Music I think is where I go to. I love music, I love music of all types. I’m very broad church but if I’m very stressed I do like a couple of the Mozart operas Marriage of Figaro and Così fan tutte but there’s a particular song that I love from Così fan tutte, just the end of Act 1, I mean the story I just think is tremendously typically Mozartian but when the people are going off and it’s May the winds be gentle. And it’s the most beautiful bit of music and I’ve seen it performed lots of times. I saw the Jonathan Miller production of Così fan tutte in Seattle. I mean, I don’t often drop names but it was one of those moments, really it just filled my life, it was just tremendous.

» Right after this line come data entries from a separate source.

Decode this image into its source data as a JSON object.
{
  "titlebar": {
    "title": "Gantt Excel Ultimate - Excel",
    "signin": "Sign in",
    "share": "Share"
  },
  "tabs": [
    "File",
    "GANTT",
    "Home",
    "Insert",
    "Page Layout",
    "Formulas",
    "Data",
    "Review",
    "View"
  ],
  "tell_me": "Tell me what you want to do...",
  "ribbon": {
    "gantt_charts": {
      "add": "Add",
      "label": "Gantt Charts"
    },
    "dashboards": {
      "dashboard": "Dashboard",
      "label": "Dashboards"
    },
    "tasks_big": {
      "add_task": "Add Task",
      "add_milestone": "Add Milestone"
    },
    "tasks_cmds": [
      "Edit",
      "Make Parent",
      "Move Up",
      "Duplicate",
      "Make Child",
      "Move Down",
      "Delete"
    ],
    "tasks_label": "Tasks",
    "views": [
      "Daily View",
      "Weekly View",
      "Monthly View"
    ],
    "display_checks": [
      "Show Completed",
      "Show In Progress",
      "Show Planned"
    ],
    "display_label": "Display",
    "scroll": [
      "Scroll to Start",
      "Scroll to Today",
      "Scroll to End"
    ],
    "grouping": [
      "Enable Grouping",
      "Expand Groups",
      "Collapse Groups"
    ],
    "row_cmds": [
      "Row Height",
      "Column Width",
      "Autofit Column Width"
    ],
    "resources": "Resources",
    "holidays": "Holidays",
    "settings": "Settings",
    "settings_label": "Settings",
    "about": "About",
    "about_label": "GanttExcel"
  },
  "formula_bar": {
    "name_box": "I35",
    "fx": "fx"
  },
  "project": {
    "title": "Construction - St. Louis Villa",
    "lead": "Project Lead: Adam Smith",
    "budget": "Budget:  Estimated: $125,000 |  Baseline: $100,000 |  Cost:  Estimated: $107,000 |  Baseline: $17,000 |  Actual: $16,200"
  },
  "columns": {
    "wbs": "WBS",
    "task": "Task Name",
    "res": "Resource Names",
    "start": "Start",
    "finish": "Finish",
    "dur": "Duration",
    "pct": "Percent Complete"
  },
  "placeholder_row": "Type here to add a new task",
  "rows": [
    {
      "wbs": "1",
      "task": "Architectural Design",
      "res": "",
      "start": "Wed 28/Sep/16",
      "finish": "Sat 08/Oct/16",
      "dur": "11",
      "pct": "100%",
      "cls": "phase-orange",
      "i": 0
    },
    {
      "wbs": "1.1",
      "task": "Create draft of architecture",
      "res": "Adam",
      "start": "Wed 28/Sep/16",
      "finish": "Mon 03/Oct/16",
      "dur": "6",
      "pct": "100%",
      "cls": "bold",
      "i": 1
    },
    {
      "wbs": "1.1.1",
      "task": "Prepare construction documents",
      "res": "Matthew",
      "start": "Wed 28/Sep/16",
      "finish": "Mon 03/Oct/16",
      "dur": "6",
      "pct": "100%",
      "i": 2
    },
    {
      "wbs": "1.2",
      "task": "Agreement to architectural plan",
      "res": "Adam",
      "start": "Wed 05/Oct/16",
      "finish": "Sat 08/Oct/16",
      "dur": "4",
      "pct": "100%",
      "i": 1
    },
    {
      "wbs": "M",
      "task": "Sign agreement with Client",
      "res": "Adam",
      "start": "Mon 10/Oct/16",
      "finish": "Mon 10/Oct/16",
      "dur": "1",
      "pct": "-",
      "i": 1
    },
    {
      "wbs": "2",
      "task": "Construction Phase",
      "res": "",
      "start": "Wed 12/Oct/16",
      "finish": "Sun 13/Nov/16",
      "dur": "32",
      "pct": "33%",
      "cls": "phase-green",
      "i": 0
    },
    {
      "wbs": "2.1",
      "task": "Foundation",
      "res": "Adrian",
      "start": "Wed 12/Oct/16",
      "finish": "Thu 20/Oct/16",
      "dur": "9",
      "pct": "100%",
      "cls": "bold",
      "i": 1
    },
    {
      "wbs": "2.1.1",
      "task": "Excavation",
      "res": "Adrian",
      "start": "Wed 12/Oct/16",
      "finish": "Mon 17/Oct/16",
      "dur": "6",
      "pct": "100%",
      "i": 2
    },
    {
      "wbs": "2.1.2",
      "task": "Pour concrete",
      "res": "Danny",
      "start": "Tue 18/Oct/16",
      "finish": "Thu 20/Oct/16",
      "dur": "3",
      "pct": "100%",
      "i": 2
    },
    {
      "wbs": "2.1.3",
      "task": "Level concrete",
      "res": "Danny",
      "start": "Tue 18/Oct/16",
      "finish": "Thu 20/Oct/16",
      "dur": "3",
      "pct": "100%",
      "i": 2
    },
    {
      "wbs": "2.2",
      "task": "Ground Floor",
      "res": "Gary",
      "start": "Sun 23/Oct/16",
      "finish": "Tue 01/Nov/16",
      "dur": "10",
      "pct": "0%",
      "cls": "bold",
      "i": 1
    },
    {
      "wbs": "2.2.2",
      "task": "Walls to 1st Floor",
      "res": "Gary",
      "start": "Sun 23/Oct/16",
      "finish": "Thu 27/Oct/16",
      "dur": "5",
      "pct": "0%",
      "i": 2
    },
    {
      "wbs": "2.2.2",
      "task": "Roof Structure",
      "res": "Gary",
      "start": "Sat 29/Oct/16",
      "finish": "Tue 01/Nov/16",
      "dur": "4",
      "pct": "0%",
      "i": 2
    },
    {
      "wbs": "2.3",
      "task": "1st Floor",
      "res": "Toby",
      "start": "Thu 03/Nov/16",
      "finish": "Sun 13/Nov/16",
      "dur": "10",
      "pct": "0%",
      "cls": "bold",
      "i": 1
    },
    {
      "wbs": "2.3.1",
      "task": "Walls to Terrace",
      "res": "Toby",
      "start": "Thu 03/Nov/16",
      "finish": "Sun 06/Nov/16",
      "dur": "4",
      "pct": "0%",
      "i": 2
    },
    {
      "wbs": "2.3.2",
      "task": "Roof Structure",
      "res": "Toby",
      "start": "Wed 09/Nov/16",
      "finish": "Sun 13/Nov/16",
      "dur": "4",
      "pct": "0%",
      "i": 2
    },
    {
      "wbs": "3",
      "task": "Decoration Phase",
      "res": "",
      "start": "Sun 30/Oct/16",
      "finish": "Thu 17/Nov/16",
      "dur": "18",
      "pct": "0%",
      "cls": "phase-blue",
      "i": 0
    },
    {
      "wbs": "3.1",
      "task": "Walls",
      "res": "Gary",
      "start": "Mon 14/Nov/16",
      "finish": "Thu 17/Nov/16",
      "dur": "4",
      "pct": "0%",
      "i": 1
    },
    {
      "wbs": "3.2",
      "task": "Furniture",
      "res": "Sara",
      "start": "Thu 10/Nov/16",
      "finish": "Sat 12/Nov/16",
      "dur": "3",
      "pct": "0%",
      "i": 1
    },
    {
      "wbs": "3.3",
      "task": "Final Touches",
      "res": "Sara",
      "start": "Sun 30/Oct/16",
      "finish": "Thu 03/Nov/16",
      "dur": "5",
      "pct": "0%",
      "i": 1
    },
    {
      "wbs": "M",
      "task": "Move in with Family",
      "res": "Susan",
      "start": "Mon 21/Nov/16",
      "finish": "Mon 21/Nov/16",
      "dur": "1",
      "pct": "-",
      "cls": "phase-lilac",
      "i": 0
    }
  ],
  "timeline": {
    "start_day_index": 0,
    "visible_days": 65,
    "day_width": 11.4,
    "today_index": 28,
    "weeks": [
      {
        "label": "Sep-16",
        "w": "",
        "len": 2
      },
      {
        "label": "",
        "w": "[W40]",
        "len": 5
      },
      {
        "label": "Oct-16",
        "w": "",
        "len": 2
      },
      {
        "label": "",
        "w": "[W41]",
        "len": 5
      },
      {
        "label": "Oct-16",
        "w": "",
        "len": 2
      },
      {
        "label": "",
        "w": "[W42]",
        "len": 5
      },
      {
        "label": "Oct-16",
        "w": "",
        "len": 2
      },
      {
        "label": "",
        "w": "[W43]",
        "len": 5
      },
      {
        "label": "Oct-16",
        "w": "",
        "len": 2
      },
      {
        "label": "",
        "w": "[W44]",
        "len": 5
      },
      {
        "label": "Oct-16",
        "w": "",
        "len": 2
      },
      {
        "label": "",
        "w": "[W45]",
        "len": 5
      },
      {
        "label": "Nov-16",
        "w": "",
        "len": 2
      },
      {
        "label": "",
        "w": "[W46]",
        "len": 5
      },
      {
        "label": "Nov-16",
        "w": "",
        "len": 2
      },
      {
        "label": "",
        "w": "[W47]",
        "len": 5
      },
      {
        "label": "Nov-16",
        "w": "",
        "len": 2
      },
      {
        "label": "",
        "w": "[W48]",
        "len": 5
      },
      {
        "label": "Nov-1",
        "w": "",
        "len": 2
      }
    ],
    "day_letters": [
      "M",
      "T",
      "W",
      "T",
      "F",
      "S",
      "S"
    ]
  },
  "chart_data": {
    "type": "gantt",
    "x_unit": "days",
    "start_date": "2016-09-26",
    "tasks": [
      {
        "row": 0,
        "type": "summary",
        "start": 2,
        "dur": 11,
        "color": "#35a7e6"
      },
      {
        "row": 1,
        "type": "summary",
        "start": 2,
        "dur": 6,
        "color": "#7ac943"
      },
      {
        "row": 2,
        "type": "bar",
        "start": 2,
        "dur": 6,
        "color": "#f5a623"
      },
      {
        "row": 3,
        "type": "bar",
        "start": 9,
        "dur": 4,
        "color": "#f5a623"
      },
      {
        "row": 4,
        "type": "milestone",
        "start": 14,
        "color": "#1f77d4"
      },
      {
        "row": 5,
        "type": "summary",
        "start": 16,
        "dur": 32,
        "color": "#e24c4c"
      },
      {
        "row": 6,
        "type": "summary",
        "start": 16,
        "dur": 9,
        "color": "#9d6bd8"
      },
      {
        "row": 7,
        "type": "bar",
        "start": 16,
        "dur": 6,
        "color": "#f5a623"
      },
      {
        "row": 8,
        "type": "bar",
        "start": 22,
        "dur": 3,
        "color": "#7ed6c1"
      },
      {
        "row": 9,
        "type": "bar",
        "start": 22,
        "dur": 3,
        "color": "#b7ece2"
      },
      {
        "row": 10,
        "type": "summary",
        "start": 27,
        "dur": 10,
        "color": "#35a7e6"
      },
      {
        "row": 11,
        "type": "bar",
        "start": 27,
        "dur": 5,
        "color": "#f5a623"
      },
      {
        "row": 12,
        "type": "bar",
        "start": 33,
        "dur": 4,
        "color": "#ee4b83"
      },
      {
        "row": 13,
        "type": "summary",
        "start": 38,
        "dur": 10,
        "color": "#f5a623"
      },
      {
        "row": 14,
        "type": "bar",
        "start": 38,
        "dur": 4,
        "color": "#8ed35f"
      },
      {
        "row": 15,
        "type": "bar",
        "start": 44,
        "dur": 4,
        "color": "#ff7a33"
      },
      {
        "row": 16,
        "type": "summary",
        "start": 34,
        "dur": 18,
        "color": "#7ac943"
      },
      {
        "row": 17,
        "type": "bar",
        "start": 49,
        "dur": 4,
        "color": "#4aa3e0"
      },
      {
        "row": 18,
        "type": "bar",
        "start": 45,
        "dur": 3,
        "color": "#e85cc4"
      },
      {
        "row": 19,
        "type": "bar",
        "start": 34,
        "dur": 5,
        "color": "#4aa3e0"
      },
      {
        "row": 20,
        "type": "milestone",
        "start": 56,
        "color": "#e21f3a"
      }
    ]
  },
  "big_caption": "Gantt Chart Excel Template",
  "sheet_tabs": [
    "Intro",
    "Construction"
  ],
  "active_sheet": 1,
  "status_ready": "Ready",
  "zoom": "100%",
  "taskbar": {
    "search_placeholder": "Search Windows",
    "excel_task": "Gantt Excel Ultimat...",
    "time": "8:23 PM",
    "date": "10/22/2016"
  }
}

At the other end of the spectrum is when I’m a bit grumpier and I need just a bit of winding up then there’s always Brick in the Wall by Pink Floyd which really, really gets me going.


00:59:23.24 Andy Coulson:

Very good, you have one more.


00:59:28.05 Dr Richard Shepherd:

Reading, I’m not very good at reading partly because I usually fall asleep. So apologies for the time that I read but I love the book One Hundred Years of Solitude by Gabriel García Márquez. It is a fabulous book, conceptually and the way it’s written and put together. Following this family over seven generations through a hundred years it’s just a tremendous story that’s always taken me page turning from one to the next. The stories of this family are so utterly wonderful and I can keep going back to that book and finding such interest. Not a lot of forensic interest, I have to say, some of the books I enjoy the forensic interest. But this one is just a fantastic story brilliantly told.


01:00:20.19 Andy Coulson:

Superb. Dick, thank you so much for your time today.


01:00:25.23 Dr Richard Shepherd:

Not at all, my pleasure.


01:00:26.05 Andy Coulson:

It’s been a fascinating conversation and as I say I can’t thank you enough for your time, can’t thank you enough for your work.


01:00:33.01 Dr Richard Shepherd:

Well, thank you Andy, it’s been a great pleasure talking to you.




01:00:59.19 End of transcription